What the task requires: Return the full set of entries precisely. Do not carry over any pictures.

Records to use:
● ● ● ● ● ● ●

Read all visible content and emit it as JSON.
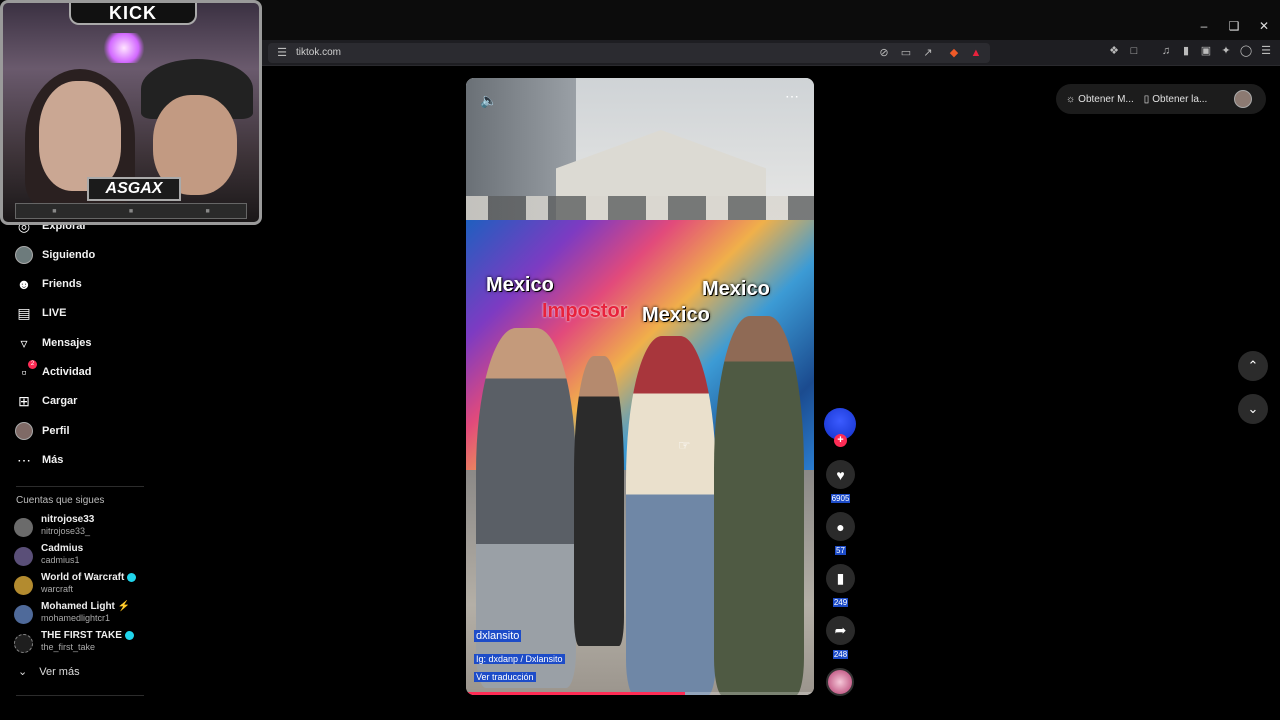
{
  "browser": {
    "url": "tiktok.com",
    "window_controls": [
      "minimize",
      "restore",
      "close"
    ]
  },
  "webcam": {
    "platform_label": "KICK",
    "streamer_name": "ASGAX"
  },
  "sidebar": {
    "items": [
      {
        "label": "Explorar",
        "icon": "compass-icon"
      },
      {
        "label": "Siguiendo",
        "icon": "avatar"
      },
      {
        "label": "Friends",
        "icon": "friends-icon"
      },
      {
        "label": "LIVE",
        "icon": "live-icon"
      },
      {
        "label": "Mensajes",
        "icon": "send-icon"
      },
      {
        "label": "Actividad",
        "icon": "activity-icon",
        "badge": "2"
      },
      {
        "label": "Cargar",
        "icon": "upload-icon"
      },
      {
        "label": "Perfil",
        "icon": "avatar"
      },
      {
        "label": "Más",
        "icon": "more-icon"
      }
    ],
    "following_title": "Cuentas que sigues",
    "following": [
      {
        "name": "nitrojose33",
        "handle": "nitrojose33_"
      },
      {
        "name": "Cadmius",
        "handle": "cadmius1"
      },
      {
        "name": "World of Warcraft",
        "handle": "warcraft",
        "verified": true
      },
      {
        "name": "Mohamed Light ⚡",
        "handle": "mohamedlightcr1"
      },
      {
        "name": "THE FIRST TAKE",
        "handle": "the_first_take",
        "verified": true
      }
    ],
    "see_more": "Ver más"
  },
  "video": {
    "captions": [
      "Mexico",
      "Impostor",
      "Mexico",
      "Mexico"
    ],
    "author": "dxlansito",
    "description": "Ig: dxdanp / Dxlansito",
    "translate": "Ver traducción",
    "progress": 0.63
  },
  "actions": {
    "likes": "6905",
    "comments": "57",
    "saves": "249",
    "shares": "248"
  },
  "top_pill": {
    "item1": "Obtener M...",
    "item2": "Obtener la..."
  },
  "colors": {
    "accent": "#fe2c55",
    "selection": "#1d4cc8",
    "verified": "#20d5ec"
  }
}
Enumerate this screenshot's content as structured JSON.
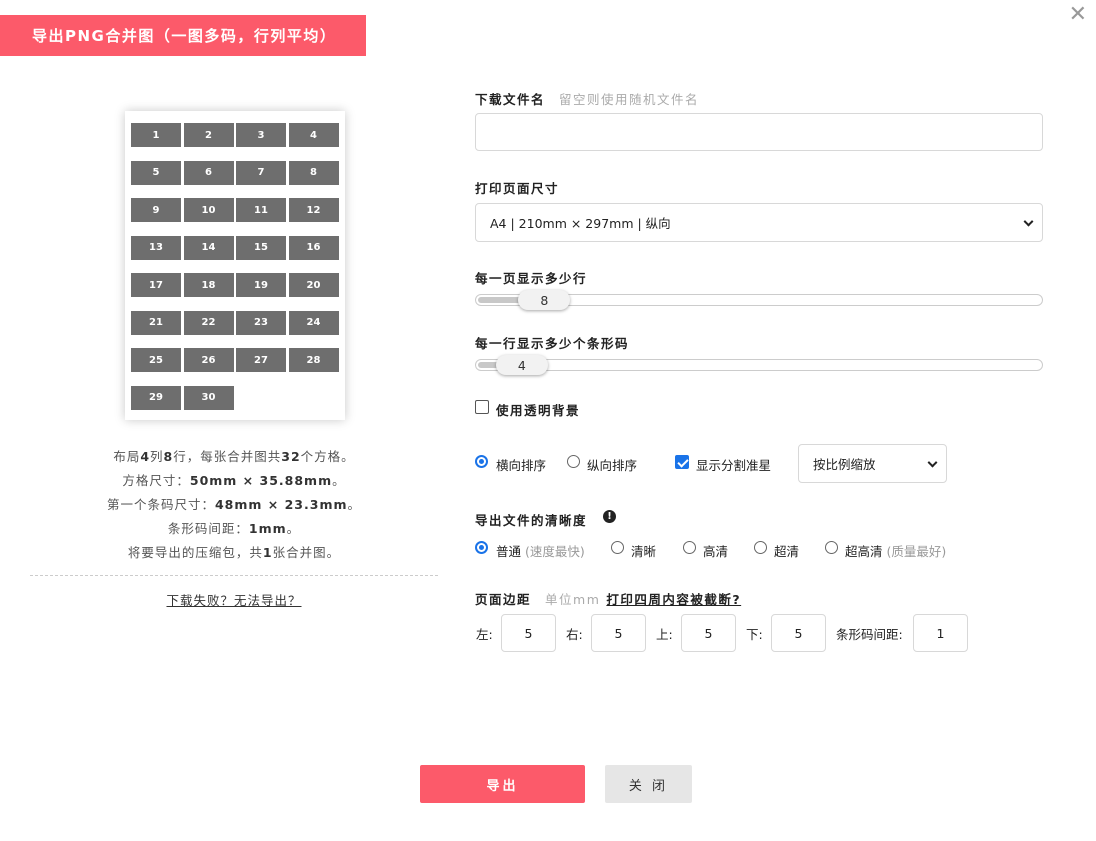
{
  "dialog": {
    "title": "导出PNG合并图（一图多码，行列平均）",
    "close_symbol": "✕"
  },
  "preview": {
    "cells": [
      "1",
      "2",
      "3",
      "4",
      "5",
      "6",
      "7",
      "8",
      "9",
      "10",
      "11",
      "12",
      "13",
      "14",
      "15",
      "16",
      "17",
      "18",
      "19",
      "20",
      "21",
      "22",
      "23",
      "24",
      "25",
      "26",
      "27",
      "28",
      "29",
      "30"
    ]
  },
  "summary": {
    "line1": {
      "a": "布局",
      "cols": "4",
      "b": "列",
      "rows": "8",
      "c": "行，每张合并图共",
      "total": "32",
      "d": "个方格。"
    },
    "line2": {
      "a": "方格尺寸：",
      "v": "50mm × 35.88mm",
      "b": "。"
    },
    "line3": {
      "a": "第一个条码尺寸：",
      "v": "48mm × 23.3mm",
      "b": "。"
    },
    "line4": {
      "a": "条形码间距：",
      "v": "1mm",
      "b": "。"
    },
    "line5": {
      "a": "将要导出的压缩包，共",
      "v": "1",
      "b": "张合并图。"
    },
    "fail_link": "下载失败？无法导出？"
  },
  "form": {
    "filename": {
      "label": "下载文件名",
      "hint": "留空则使用随机文件名",
      "value": ""
    },
    "page_size": {
      "label": "打印页面尺寸",
      "value": "A4 | 210mm × 297mm | 纵向"
    },
    "rows_per_page": {
      "label": "每一页显示多少行",
      "value": "8",
      "fraction": 0.1
    },
    "codes_per_row": {
      "label": "每一行显示多少个条形码",
      "value": "4",
      "fraction": 0.06
    },
    "transparent_bg": {
      "label": "使用透明背景",
      "checked": false
    },
    "sort": {
      "horizontal": "横向排序",
      "vertical": "纵向排序",
      "selected": "horizontal"
    },
    "show_crop_marks": {
      "label": "显示分割准星",
      "checked": true
    },
    "scale_mode": {
      "value": "按比例缩放"
    },
    "quality": {
      "label": "导出文件的清晰度",
      "info_symbol": "!",
      "options": [
        {
          "label": "普通",
          "sub": "(速度最快)"
        },
        {
          "label": "清晰",
          "sub": ""
        },
        {
          "label": "高清",
          "sub": ""
        },
        {
          "label": "超清",
          "sub": ""
        },
        {
          "label": "超高清",
          "sub": "(质量最好)"
        }
      ],
      "selected_index": 0
    },
    "margins": {
      "label": "页面边距",
      "unit_hint": "单位mm",
      "link": "打印四周内容被截断?",
      "left_label": "左:",
      "left": "5",
      "right_label": "右:",
      "right": "5",
      "top_label": "上:",
      "top": "5",
      "bottom_label": "下:",
      "bottom": "5",
      "gap_label": "条形码间距:",
      "gap": "1"
    }
  },
  "buttons": {
    "export": "导出",
    "close": "关 闭"
  },
  "colors": {
    "accent": "#fc5a6a",
    "cell": "#6e6e6e",
    "checkbox": "#1a73e8"
  }
}
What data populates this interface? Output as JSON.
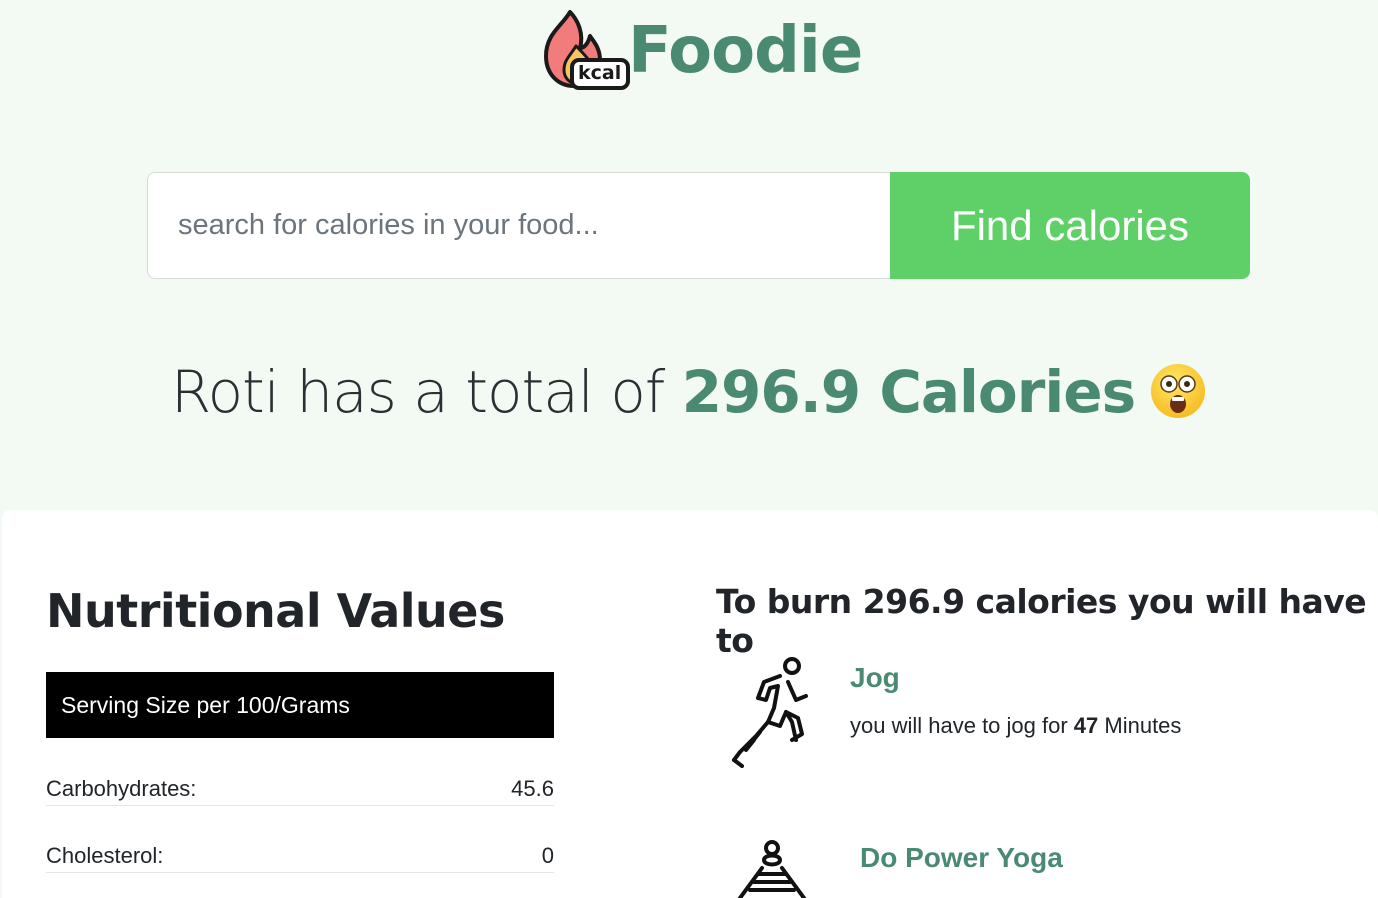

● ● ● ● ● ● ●

Your response:
Read all visible content and emit it as JSON.
{
  "browser": {
    "url": "tiktok.com",
    "window_controls": [
      "minimize",
      "restore",
      "close"
    ]
  },
  "webcam": {
    "platform_label": "KICK",
    "streamer_name": "ASGAX"
  },
  "sidebar": {
    "items": [
      {
        "label": "Explorar",
        "icon": "compass-icon"
      },
      {
        "label": "Siguiendo",
        "icon": "avatar"
      },
      {
        "label": "Friends",
        "icon": "friends-icon"
      },
      {
        "label": "LIVE",
        "icon": "live-icon"
      },
      {
        "label": "Mensajes",
        "icon": "send-icon"
      },
      {
        "label": "Actividad",
        "icon": "activity-icon",
        "badge": "2"
      },
      {
        "label": "Cargar",
        "icon": "upload-icon"
      },
      {
        "label": "Perfil",
        "icon": "avatar"
      },
      {
        "label": "Más",
        "icon": "more-icon"
      }
    ],
    "following_title": "Cuentas que sigues",
    "following": [
      {
        "name": "nitrojose33",
        "handle": "nitrojose33_"
      },
      {
        "name": "Cadmius",
        "handle": "cadmius1"
      },
      {
        "name": "World of Warcraft",
        "handle": "warcraft",
        "verified": true
      },
      {
        "name": "Mohamed Light ⚡",
        "handle": "mohamedlightcr1"
      },
      {
        "name": "THE FIRST TAKE",
        "handle": "the_first_take",
        "verified": true
      }
    ],
    "see_more": "Ver más"
  },
  "video": {
    "captions": [
      "Mexico",
      "Impostor",
      "Mexico",
      "Mexico"
    ],
    "author": "dxlansito",
    "description": "Ig: dxdanp / Dxlansito",
    "translate": "Ver traducción",
    "progress": 0.63
  },
  "actions": {
    "likes": "6905",
    "comments": "57",
    "saves": "249",
    "shares": "248"
  },
  "top_pill": {
    "item1": "Obtener M...",
    "item2": "Obtener la..."
  },
  "colors": {
    "accent": "#fe2c55",
    "selection": "#1d4cc8",
    "verified": "#20d5ec"
  }
}
Enumerate this screenshot's content as structured JSON.
{
  "dialog": {
    "title": "导出PNG合并图（一图多码，行列平均）",
    "close_symbol": "✕"
  },
  "preview": {
    "cells": [
      "1",
      "2",
      "3",
      "4",
      "5",
      "6",
      "7",
      "8",
      "9",
      "10",
      "11",
      "12",
      "13",
      "14",
      "15",
      "16",
      "17",
      "18",
      "19",
      "20",
      "21",
      "22",
      "23",
      "24",
      "25",
      "26",
      "27",
      "28",
      "29",
      "30"
    ]
  },
  "summary": {
    "line1": {
      "a": "布局",
      "cols": "4",
      "b": "列",
      "rows": "8",
      "c": "行，每张合并图共",
      "total": "32",
      "d": "个方格。"
    },
    "line2": {
      "a": "方格尺寸：",
      "v": "50mm × 35.88mm",
      "b": "。"
    },
    "line3": {
      "a": "第一个条码尺寸：",
      "v": "48mm × 23.3mm",
      "b": "。"
    },
    "line4": {
      "a": "条形码间距：",
      "v": "1mm",
      "b": "。"
    },
    "line5": {
      "a": "将要导出的压缩包，共",
      "v": "1",
      "b": "张合并图。"
    },
    "fail_link": "下载失败？无法导出？"
  },
  "form": {
    "filename": {
      "label": "下载文件名",
      "hint": "留空则使用随机文件名",
      "value": ""
    },
    "page_size": {
      "label": "打印页面尺寸",
      "value": "A4 | 210mm × 297mm | 纵向"
    },
    "rows_per_page": {
      "label": "每一页显示多少行",
      "value": "8",
      "fraction": 0.1
    },
    "codes_per_row": {
      "label": "每一行显示多少个条形码",
      "value": "4",
      "fraction": 0.06
    },
    "transparent_bg": {
      "label": "使用透明背景",
      "checked": false
    },
    "sort": {
      "horizontal": "横向排序",
      "vertical": "纵向排序",
      "selected": "horizontal"
    },
    "show_crop_marks": {
      "label": "显示分割准星",
      "checked": true
    },
    "scale_mode": {
      "value": "按比例缩放"
    },
    "quality": {
      "label": "导出文件的清晰度",
      "info_symbol": "!",
      "options": [
        {
          "label": "普通",
          "sub": "(速度最快)"
        },
        {
          "label": "清晰",
          "sub": ""
        },
        {
          "label": "高清",
          "sub": ""
        },
        {
          "label": "超清",
          "sub": ""
        },
        {
          "label": "超高清",
          "sub": "(质量最好)"
        }
      ],
      "selected_index": 0
    },
    "margins": {
      "label": "页面边距",
      "unit_hint": "单位mm",
      "link": "打印四周内容被截断?",
      "left_label": "左:",
      "left": "5",
      "right_label": "右:",
      "right": "5",
      "top_label": "上:",
      "top": "5",
      "bottom_label": "下:",
      "bottom": "5",
      "gap_label": "条形码间距:",
      "gap": "1"
    }
  },
  "buttons": {
    "export": "导出",
    "close": "关 闭"
  },
  "colors": {
    "accent": "#fc5a6a",
    "cell": "#6e6e6e",
    "checkbox": "#1a73e8"
  }
}
What data populates this interface? Output as JSON.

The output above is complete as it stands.